[Assignment]:
Every single entry must be restated word for word.

Source records
<<<<
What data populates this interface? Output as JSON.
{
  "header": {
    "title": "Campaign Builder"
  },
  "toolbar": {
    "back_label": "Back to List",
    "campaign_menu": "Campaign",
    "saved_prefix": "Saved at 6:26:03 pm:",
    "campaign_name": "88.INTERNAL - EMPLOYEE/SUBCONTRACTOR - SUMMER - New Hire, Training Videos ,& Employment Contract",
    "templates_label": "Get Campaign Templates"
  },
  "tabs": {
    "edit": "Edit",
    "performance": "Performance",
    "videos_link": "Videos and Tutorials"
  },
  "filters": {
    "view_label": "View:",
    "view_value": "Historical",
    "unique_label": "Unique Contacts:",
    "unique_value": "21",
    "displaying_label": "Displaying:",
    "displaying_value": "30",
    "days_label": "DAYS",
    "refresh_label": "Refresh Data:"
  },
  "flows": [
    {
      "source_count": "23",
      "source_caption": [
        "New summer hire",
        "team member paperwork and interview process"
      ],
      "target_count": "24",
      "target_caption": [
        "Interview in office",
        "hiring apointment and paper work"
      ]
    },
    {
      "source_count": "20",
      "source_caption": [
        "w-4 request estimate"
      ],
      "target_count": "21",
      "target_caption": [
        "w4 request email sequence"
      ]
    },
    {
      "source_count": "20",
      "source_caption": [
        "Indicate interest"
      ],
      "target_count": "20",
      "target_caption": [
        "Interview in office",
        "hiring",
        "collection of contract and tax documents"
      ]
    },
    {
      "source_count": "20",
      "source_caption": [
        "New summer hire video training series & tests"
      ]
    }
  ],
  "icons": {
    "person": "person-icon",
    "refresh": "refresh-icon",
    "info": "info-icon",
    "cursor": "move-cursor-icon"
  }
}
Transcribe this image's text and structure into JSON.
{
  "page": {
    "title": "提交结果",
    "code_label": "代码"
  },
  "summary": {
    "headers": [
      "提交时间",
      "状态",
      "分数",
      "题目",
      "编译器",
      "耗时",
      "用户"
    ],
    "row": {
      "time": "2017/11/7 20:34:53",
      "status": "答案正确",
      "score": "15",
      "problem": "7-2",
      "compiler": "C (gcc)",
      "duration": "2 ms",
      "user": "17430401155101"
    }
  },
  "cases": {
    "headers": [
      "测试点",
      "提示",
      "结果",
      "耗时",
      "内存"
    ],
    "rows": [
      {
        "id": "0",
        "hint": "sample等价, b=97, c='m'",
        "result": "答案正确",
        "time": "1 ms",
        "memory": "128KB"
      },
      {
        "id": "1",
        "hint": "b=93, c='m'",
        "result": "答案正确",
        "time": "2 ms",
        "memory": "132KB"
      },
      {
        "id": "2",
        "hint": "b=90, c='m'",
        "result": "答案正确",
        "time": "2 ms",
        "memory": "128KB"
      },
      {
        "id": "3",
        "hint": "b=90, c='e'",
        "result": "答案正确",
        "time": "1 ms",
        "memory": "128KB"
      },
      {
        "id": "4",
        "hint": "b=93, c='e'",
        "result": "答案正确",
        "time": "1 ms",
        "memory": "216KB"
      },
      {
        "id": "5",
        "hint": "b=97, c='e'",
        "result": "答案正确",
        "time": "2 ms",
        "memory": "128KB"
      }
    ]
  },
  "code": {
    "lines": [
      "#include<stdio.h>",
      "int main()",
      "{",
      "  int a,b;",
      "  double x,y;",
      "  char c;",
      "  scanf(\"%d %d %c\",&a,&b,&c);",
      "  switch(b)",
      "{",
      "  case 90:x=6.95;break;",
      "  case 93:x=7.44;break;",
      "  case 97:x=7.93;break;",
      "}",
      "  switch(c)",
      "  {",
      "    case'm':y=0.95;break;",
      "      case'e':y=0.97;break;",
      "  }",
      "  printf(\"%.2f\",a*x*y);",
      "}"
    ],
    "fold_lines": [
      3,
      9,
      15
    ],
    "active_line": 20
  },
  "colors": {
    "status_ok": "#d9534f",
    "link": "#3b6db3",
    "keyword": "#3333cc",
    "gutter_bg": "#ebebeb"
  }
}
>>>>
[Expected answer]:
What data populates this interface? Output as JSON.
{
  "header": {
    "title": "Campaign Builder"
  },
  "toolbar": {
    "back_label": "Back to List",
    "campaign_menu": "Campaign",
    "saved_prefix": "Saved at 6:26:03 pm:",
    "campaign_name": "88.INTERNAL - EMPLOYEE/SUBCONTRACTOR - SUMMER - New Hire, Training Videos ,& Employment Contract",
    "templates_label": "Get Campaign Templates"
  },
  "tabs": {
    "edit": "Edit",
    "performance": "Performance",
    "videos_link": "Videos and Tutorials"
  },
  "filters": {
    "view_label": "View:",
    "view_value": "Historical",
    "unique_label": "Unique Contacts:",
    "unique_value": "21",
    "displaying_label": "Displaying:",
    "displaying_value": "30",
    "days_label": "DAYS",
    "refresh_label": "Refresh Data:"
  },
  "flows": [
    {
      "source_count": "23",
      "source_caption": [
        "New summer hire",
        "team member paperwork and interview process"
      ],
      "target_count": "24",
      "target_caption": [
        "Interview in office",
        "hiring apointment and paper work"
      ]
    },
    {
      "source_count": "20",
      "source_caption": [
        "w-4 request estimate"
      ],
      "target_count": "21",
      "target_caption": [
        "w4 request email sequence"
      ]
    },
    {
      "source_count": "20",
      "source_caption": [
        "Indicate interest"
      ],
      "target_count": "20",
      "target_caption": [
        "Interview in office",
        "hiring",
        "collection of contract and tax documents"
      ]
    },
    {
      "source_count": "20",
      "source_caption": [
        "New summer hire video training series & tests"
      ]
    }
  ],
  "icons": {
    "person": "person-icon",
    "refresh": "refresh-icon",
    "info": "info-icon",
    "cursor": "move-cursor-icon"
  }
}
Transcribe this image's text and structure into JSON.
{
  "page": {
    "title": "提交结果",
    "code_label": "代码"
  },
  "summary": {
    "headers": [
      "提交时间",
      "状态",
      "分数",
      "题目",
      "编译器",
      "耗时",
      "用户"
    ],
    "row": {
      "time": "2017/11/7 20:34:53",
      "status": "答案正确",
      "score": "15",
      "problem": "7-2",
      "compiler": "C (gcc)",
      "duration": "2 ms",
      "user": "17430401155101"
    }
  },
  "cases": {
    "headers": [
      "测试点",
      "提示",
      "结果",
      "耗时",
      "内存"
    ],
    "rows": [
      {
        "id": "0",
        "hint": "sample等价, b=97, c='m'",
        "result": "答案正确",
        "time": "1 ms",
        "memory": "128KB"
      },
      {
        "id": "1",
        "hint": "b=93, c='m'",
        "result": "答案正确",
        "time": "2 ms",
        "memory": "132KB"
      },
      {
        "id": "2",
        "hint": "b=90, c='m'",
        "result": "答案正确",
        "time": "2 ms",
        "memory": "128KB"
      },
      {
        "id": "3",
        "hint": "b=90, c='e'",
        "result": "答案正确",
        "time": "1 ms",
        "memory": "128KB"
      },
      {
        "id": "4",
        "hint": "b=93, c='e'",
        "result": "答案正确",
        "time": "1 ms",
        "memory": "216KB"
      },
      {
        "id": "5",
        "hint": "b=97, c='e'",
        "result": "答案正确",
        "time": "2 ms",
        "memory": "128KB"
      }
    ]
  },
  "code": {
    "lines": [
      "#include<stdio.h>",
      "int main()",
      "{",
      "  int a,b;",
      "  double x,y;",
      "  char c;",
      "  scanf(\"%d %d %c\",&a,&b,&c);",
      "  switch(b)",
      "{",
      "  case 90:x=6.95;break;",
      "  case 93:x=7.44;break;",
      "  case 97:x=7.93;break;",
      "}",
      "  switch(c)",
      "  {",
      "    case'm':y=0.95;break;",
      "      case'e':y=0.97;break;",
      "  }",
      "  printf(\"%.2f\",a*x*y);",
      "}"
    ],
    "fold_lines": [
      3,
      9,
      15
    ],
    "active_line": 20
  },
  "colors": {
    "status_ok": "#d9534f",
    "link": "#3b6db3",
    "keyword": "#3333cc",
    "gutter_bg": "#ebebeb"
  }
}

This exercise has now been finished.